WORK ITEM: Please count how many lines below contain the word "yeah" and reply with only that number.
-=-=-
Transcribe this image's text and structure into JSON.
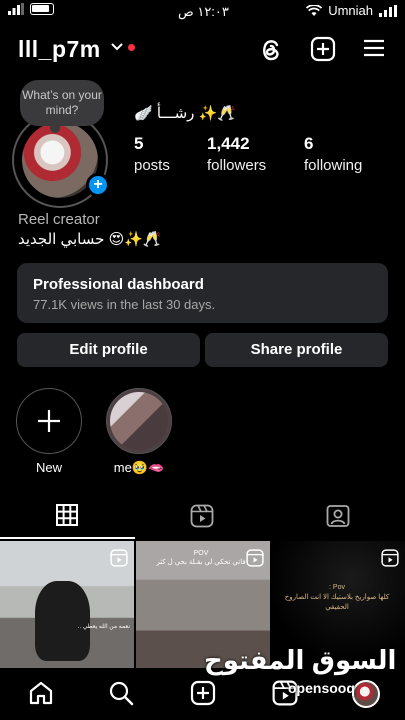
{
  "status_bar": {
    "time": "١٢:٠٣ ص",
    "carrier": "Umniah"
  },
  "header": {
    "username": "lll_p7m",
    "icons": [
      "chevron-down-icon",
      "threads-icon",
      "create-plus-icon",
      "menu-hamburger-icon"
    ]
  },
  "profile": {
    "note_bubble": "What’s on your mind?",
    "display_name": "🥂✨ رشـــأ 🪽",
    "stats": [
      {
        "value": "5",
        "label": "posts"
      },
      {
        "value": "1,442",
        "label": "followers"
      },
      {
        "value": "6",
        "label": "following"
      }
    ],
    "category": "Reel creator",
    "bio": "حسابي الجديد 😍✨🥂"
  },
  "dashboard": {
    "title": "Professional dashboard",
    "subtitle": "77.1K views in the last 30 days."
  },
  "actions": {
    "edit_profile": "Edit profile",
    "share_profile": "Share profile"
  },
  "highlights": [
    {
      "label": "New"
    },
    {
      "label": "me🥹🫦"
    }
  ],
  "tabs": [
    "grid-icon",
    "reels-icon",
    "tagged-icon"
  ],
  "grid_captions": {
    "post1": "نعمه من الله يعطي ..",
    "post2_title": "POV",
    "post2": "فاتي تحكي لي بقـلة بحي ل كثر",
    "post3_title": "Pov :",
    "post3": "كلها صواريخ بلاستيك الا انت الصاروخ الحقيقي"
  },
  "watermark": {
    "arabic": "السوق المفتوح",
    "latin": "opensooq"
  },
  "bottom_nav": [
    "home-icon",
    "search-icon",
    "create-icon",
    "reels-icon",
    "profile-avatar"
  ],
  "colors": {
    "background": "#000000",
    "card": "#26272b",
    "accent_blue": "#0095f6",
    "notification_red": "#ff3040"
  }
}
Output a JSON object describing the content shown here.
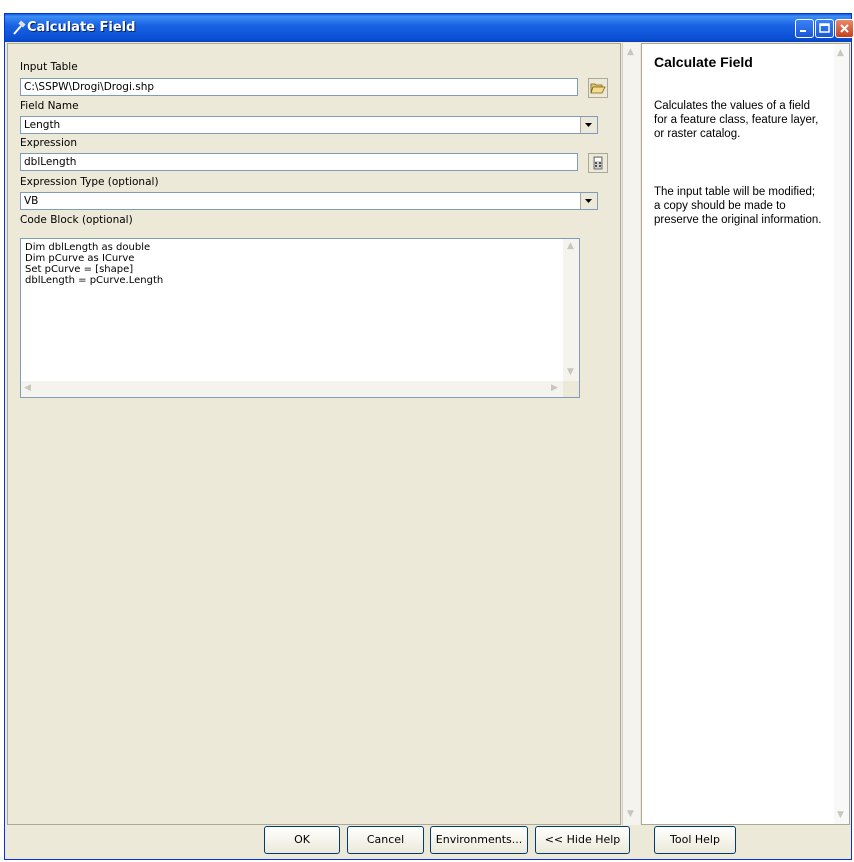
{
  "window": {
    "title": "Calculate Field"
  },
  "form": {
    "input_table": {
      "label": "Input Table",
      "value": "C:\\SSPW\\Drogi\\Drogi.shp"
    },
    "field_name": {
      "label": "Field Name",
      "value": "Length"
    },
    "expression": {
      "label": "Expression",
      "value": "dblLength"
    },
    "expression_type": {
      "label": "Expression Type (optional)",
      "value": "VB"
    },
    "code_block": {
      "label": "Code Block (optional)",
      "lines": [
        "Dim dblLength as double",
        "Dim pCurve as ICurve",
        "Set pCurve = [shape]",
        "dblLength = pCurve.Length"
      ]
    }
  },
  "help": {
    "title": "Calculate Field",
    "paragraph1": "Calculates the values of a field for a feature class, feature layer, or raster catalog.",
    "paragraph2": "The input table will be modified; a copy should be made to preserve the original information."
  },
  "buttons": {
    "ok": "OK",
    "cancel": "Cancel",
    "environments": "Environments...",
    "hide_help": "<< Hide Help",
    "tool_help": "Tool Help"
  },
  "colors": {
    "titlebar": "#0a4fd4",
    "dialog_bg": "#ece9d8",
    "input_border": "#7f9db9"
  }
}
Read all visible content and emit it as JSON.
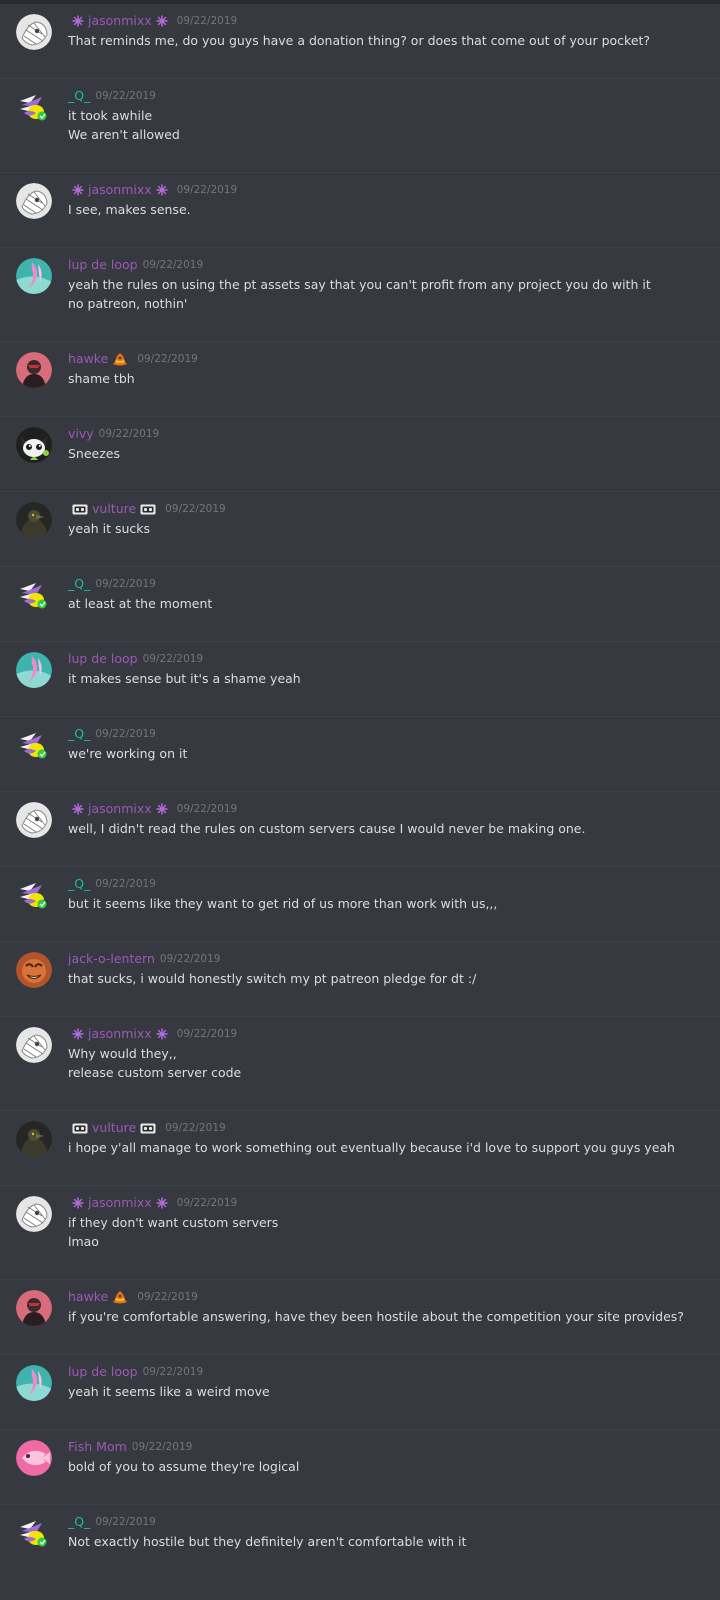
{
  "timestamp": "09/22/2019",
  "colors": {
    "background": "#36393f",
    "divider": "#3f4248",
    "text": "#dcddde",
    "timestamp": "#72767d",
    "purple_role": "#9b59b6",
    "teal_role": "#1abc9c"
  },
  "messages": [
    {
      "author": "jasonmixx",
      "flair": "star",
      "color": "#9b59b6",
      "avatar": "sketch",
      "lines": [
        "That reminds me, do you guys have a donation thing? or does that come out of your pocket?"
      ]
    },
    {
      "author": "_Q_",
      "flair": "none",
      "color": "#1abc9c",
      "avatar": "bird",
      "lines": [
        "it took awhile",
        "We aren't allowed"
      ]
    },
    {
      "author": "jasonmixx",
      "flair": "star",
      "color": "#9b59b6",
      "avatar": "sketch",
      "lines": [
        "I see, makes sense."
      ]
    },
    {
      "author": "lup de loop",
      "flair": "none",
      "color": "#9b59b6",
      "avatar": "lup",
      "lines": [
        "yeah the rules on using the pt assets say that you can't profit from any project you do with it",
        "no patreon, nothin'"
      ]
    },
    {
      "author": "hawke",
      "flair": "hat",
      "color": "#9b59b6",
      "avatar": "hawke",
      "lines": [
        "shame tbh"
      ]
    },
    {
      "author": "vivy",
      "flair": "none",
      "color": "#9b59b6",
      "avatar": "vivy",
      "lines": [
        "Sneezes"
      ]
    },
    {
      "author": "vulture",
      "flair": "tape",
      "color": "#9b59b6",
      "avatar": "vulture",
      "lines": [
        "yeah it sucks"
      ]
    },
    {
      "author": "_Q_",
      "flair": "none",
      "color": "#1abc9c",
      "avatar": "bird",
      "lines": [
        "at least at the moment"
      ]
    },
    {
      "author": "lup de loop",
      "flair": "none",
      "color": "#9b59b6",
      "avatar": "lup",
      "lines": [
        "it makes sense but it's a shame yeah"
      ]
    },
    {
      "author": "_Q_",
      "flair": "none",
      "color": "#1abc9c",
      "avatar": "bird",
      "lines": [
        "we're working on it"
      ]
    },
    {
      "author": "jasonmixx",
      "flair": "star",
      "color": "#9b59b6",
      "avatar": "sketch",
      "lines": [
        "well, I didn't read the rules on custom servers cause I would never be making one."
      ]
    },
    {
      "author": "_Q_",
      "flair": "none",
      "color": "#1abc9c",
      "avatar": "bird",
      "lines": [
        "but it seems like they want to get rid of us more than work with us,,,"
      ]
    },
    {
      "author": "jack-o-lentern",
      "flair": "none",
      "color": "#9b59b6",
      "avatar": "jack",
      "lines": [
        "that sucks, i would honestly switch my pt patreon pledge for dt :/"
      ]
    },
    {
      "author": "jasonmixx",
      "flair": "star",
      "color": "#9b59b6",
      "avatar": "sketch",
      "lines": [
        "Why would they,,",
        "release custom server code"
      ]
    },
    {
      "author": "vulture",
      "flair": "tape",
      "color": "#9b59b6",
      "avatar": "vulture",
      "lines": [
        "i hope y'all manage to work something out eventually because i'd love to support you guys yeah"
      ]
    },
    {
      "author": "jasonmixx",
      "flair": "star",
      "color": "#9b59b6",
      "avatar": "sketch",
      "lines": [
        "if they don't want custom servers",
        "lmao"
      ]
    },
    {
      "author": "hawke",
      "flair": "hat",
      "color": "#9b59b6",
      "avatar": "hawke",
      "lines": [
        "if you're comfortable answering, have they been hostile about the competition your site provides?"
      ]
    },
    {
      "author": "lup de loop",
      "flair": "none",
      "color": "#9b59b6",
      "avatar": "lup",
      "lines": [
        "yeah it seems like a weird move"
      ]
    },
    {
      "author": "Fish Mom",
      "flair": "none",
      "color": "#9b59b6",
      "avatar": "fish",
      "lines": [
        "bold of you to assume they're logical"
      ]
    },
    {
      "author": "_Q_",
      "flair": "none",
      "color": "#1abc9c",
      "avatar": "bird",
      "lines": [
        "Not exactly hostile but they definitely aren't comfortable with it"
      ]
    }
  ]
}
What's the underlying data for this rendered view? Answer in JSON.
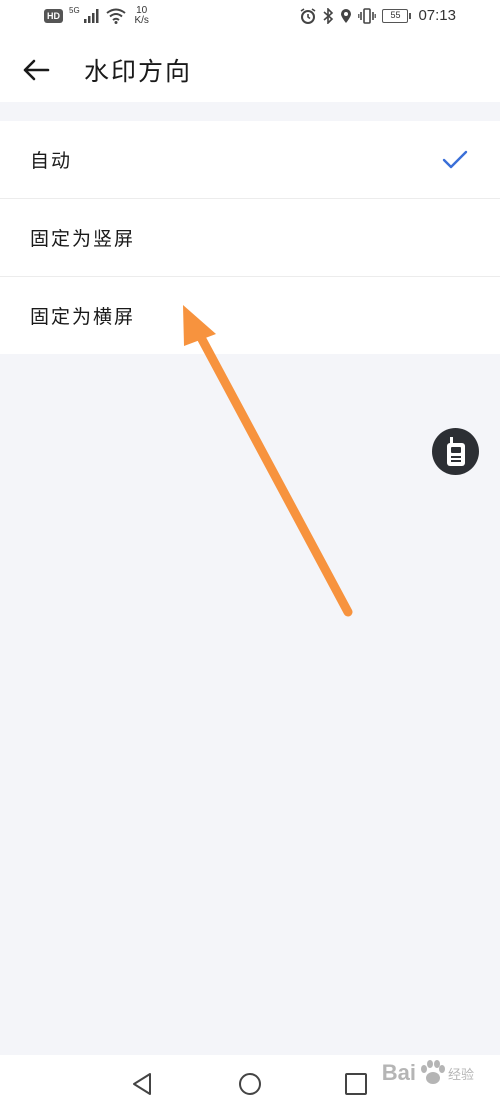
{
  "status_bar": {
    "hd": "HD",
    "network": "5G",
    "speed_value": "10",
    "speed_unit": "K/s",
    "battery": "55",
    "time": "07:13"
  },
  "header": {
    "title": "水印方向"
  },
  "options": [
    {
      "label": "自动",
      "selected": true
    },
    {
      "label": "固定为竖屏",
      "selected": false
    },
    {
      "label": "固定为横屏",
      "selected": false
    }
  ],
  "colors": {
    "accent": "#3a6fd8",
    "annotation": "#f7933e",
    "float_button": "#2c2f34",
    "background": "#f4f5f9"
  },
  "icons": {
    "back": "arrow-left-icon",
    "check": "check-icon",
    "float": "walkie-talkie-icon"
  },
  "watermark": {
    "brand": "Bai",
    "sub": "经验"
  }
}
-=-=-
RESULT OF THE EXERCISE: 5